▶ [Exercise brief]: Wherever a line in the records below contains "example", copy that line.

____________

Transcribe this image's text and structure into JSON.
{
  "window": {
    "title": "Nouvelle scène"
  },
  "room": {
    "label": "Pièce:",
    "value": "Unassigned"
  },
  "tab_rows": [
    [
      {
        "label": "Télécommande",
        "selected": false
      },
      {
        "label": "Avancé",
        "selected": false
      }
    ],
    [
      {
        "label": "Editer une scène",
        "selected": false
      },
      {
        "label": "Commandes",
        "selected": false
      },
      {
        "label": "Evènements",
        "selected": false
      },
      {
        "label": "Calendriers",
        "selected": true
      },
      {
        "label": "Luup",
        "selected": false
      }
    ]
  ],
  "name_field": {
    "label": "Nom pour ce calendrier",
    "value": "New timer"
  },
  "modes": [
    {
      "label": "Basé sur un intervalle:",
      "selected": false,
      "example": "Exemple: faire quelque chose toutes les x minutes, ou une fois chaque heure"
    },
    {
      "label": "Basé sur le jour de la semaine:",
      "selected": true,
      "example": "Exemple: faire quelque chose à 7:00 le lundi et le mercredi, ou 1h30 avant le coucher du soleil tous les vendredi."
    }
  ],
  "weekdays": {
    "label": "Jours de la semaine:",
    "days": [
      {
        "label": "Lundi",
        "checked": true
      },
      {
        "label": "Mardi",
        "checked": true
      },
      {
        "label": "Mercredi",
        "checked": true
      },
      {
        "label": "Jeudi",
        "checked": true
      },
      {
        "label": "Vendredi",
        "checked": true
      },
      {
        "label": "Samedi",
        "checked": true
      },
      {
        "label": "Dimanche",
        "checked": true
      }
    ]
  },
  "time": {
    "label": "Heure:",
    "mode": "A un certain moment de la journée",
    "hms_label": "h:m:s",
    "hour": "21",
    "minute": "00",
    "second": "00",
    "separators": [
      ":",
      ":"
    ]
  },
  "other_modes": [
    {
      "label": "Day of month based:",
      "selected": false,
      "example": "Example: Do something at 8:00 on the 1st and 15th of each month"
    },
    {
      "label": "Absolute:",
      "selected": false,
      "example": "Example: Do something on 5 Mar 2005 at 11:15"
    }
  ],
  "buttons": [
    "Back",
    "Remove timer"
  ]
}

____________

▶ [Response to the task]:
      "example": "Exemple: faire quelque chose toutes les x minutes, ou une fois chaque heure"
      "example": "Exemple: faire quelque chose à 7:00 le lundi et le mercredi, ou 1h30 avant le coucher du soleil tous les vendredi."
      "example": "Example: Do something at 8:00 on the 1st and 15th of each month"
      "example": "Example: Do something on 5 Mar 2005 at 11:15"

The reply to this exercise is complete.